■ **How to complete this task**
Copy out each line below containing "your".

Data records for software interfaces
::::

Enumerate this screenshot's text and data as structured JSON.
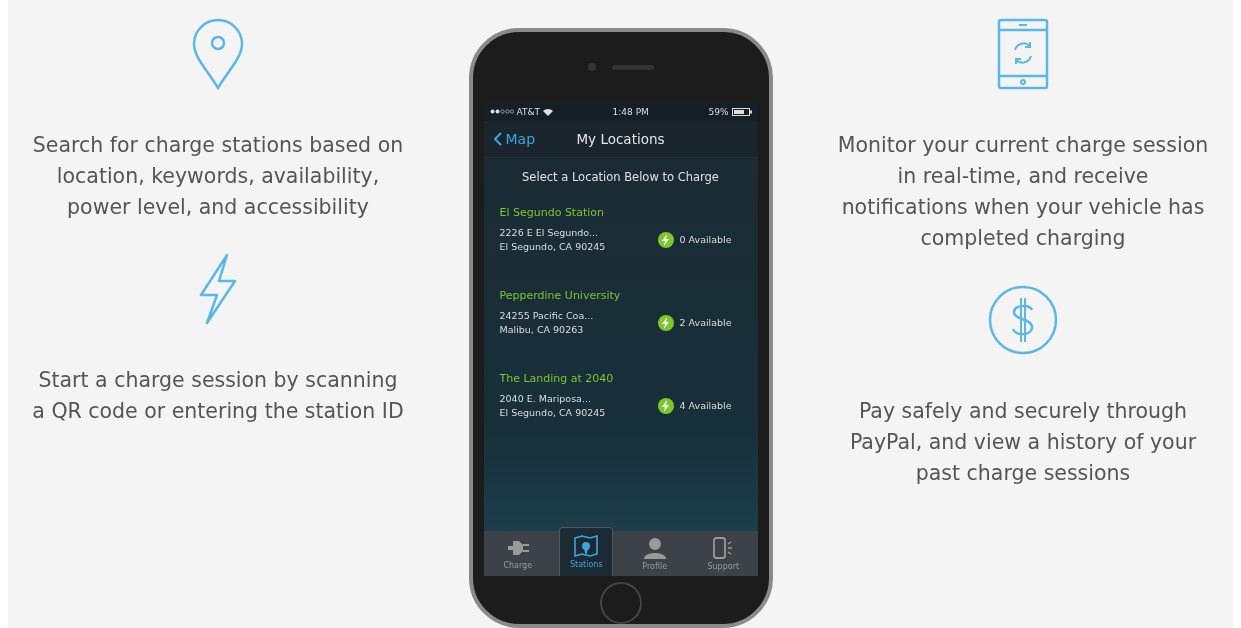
{
  "features_left": [
    {
      "kind": "pin",
      "text": "Search for charge stations based on location, keywords, availability, power level, and accessibility"
    },
    {
      "kind": "bolt",
      "text": "Start a charge session by scanning a QR code or entering the station ID"
    }
  ],
  "phone": {
    "status_bar": {
      "carrier": "AT&T",
      "time": "1:48 PM",
      "battery": "59%"
    },
    "nav": {
      "back": "Map",
      "title": "My Locations"
    },
    "subtitle": "Select a Location Below to Charge",
    "locations": [
      {
        "name": "El Segundo Station",
        "address_1": "2226 E El Segundo...",
        "address_2": "El Segundo, CA 90245",
        "available": "0 Available"
      },
      {
        "name": "Pepperdine University",
        "address_1": "24255 Pacific Coa...",
        "address_2": "Malibu, CA 90263",
        "available": "2 Available"
      },
      {
        "name": "The Landing at 2040",
        "address_1": "2040 E. Mariposa...",
        "address_2": "El Segundo, CA 90245",
        "available": "4 Available"
      }
    ],
    "tabs": [
      {
        "kind": "plug",
        "label": "Charge",
        "selected": false
      },
      {
        "kind": "map",
        "label": "Stations",
        "selected": true
      },
      {
        "kind": "person",
        "label": "Profile",
        "selected": false
      },
      {
        "kind": "phone",
        "label": "Support",
        "selected": false
      }
    ]
  },
  "features_right": [
    {
      "kind": "phone-sync",
      "text": "Monitor your current charge session in real-time, and receive notifications when your vehicle has completed charging"
    },
    {
      "kind": "dollar",
      "text": "Pay safely and securely through PayPal, and view a history of your past charge sessions"
    }
  ]
}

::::

■ **Result**
      "text": "Monitor your current charge session in real-time, and receive notifications when your vehicle has completed charging"
      "text": "Pay safely and securely through PayPal, and view a history of your past charge sessions"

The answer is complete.